What needs to be done: Return, from the lines below, each one that includes the word "checked".

Input for this task:
_ _ _ _

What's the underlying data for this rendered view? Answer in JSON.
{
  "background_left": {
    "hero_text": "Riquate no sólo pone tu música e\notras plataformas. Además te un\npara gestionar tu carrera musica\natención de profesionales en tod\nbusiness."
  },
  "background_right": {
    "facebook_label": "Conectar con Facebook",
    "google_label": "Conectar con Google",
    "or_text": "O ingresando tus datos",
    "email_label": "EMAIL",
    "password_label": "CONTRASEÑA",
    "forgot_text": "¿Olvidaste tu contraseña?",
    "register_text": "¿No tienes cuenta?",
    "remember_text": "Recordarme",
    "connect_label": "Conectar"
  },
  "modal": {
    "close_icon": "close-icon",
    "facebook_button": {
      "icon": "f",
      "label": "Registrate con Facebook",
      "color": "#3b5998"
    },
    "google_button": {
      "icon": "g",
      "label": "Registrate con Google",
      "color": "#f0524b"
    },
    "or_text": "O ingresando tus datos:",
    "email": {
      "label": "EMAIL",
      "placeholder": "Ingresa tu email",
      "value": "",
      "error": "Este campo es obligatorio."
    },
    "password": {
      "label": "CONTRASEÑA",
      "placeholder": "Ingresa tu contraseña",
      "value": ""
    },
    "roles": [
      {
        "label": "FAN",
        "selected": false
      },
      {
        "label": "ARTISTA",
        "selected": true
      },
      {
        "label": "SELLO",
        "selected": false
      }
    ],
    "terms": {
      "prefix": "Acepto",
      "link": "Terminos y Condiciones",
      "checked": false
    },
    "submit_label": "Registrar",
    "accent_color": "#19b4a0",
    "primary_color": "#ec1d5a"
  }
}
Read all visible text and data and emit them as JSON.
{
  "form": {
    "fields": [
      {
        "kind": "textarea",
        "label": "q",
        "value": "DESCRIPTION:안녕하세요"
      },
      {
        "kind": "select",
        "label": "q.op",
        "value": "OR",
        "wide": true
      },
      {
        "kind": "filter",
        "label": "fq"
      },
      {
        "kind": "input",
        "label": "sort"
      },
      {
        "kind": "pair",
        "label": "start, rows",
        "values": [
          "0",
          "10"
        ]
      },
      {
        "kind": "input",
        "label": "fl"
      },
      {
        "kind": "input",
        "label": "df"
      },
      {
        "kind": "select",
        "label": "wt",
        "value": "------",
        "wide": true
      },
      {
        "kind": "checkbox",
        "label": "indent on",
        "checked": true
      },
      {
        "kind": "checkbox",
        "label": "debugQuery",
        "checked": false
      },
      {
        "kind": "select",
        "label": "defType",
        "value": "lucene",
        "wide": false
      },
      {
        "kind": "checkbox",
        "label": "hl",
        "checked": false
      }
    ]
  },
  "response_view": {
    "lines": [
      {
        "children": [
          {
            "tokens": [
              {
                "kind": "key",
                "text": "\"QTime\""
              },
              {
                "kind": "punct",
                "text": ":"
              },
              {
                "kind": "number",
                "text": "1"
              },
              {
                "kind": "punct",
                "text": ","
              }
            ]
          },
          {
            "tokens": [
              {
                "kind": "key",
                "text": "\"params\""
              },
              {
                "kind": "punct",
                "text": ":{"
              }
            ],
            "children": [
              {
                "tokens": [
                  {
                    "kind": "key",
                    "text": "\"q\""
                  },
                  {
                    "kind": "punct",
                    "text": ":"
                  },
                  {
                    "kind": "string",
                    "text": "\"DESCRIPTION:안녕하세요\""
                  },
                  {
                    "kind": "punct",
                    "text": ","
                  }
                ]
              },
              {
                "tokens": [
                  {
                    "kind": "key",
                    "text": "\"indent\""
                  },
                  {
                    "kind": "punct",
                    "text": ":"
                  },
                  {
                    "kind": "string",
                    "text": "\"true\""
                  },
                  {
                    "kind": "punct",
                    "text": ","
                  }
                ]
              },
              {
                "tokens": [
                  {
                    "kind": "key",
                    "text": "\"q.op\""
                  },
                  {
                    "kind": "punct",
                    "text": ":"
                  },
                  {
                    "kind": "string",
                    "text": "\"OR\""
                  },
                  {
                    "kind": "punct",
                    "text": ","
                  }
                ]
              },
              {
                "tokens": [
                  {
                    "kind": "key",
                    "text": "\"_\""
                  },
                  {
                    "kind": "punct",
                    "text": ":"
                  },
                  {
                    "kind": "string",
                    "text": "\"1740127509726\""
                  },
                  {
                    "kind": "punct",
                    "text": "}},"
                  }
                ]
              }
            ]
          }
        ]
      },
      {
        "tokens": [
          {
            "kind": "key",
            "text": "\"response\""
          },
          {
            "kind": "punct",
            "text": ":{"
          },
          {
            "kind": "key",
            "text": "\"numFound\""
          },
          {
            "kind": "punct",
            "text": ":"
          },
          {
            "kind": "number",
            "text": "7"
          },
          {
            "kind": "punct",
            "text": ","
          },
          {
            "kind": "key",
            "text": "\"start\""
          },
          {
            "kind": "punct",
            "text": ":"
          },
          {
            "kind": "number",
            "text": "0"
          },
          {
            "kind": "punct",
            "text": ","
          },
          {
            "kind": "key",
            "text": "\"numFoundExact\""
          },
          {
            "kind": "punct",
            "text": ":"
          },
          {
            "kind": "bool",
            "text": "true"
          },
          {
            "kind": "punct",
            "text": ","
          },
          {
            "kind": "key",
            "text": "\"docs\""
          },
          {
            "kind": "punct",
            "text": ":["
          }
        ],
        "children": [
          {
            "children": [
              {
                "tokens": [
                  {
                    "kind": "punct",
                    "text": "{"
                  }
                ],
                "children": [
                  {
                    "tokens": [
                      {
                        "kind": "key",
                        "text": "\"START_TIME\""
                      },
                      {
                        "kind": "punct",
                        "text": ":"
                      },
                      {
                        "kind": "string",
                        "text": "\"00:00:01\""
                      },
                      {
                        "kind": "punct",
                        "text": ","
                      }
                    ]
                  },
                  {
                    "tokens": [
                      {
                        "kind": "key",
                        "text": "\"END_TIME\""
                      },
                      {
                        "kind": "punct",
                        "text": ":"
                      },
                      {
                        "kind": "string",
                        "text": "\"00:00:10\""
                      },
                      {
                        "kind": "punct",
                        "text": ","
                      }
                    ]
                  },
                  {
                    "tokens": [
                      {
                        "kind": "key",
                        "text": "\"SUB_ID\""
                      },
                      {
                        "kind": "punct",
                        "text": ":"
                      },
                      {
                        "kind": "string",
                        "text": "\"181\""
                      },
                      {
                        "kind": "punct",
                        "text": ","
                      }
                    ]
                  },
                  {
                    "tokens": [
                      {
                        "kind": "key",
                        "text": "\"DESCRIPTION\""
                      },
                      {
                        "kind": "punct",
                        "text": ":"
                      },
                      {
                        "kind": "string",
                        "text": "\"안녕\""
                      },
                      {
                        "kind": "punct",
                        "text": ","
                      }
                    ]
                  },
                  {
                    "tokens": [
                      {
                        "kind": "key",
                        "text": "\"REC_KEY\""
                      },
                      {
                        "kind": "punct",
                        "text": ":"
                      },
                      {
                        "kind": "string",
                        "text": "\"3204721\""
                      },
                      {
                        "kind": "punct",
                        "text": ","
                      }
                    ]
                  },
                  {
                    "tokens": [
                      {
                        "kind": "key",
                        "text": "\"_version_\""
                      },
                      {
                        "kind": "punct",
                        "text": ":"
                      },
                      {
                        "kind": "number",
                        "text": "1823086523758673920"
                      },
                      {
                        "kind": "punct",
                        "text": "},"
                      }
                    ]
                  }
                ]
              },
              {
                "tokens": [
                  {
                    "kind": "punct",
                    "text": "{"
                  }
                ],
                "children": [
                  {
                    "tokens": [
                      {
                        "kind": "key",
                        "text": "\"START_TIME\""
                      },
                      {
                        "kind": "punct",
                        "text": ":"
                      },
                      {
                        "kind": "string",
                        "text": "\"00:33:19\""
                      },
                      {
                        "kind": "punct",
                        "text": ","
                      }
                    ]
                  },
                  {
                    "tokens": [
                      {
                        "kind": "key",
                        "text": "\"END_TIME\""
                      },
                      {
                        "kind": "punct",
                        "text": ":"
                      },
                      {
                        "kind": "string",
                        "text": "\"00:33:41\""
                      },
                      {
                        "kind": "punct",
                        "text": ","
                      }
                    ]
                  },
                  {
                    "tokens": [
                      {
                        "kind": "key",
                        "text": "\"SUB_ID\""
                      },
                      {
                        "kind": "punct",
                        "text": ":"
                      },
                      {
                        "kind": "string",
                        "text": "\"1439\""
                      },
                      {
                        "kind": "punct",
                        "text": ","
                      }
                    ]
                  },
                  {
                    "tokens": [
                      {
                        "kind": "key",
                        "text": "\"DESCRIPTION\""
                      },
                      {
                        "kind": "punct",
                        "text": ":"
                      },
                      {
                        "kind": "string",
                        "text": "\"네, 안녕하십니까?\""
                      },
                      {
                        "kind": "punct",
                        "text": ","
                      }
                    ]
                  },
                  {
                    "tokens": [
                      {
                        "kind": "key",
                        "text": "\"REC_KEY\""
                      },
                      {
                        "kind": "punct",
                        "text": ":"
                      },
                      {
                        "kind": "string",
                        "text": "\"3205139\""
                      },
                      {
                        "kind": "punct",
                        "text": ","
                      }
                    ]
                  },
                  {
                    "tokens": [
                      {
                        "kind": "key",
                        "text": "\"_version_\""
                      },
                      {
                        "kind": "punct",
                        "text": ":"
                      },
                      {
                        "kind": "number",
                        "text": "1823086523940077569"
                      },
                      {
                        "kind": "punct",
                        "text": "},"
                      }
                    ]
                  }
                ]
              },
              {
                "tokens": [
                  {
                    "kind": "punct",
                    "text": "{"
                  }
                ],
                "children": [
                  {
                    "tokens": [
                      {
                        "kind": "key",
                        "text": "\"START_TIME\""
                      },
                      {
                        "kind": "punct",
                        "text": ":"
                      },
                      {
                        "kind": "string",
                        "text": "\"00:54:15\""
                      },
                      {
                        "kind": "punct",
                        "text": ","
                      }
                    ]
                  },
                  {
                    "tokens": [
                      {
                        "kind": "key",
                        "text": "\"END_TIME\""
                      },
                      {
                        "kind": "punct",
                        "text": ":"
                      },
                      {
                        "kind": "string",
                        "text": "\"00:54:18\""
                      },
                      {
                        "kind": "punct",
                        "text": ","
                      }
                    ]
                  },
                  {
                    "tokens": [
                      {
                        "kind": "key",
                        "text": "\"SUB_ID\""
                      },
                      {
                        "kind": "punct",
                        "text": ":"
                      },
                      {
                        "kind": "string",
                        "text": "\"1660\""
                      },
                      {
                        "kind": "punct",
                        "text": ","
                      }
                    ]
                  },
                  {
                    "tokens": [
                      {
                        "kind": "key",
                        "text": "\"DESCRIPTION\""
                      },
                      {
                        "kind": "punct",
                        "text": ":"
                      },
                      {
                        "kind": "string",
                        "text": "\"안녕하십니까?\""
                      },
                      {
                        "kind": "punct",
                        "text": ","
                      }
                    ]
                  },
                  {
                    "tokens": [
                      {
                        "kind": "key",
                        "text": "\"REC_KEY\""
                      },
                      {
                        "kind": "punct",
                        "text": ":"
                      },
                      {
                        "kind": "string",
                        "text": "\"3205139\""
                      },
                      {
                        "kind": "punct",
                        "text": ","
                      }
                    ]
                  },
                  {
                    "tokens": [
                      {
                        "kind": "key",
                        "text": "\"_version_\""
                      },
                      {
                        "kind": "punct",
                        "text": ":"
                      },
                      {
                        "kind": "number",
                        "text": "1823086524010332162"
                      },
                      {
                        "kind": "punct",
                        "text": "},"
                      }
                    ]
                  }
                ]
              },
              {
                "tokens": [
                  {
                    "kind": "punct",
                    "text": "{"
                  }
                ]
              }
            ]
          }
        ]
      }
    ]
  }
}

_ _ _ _

Task output:
      "checked": false
        "checked": true
        "checked": false
        "checked": false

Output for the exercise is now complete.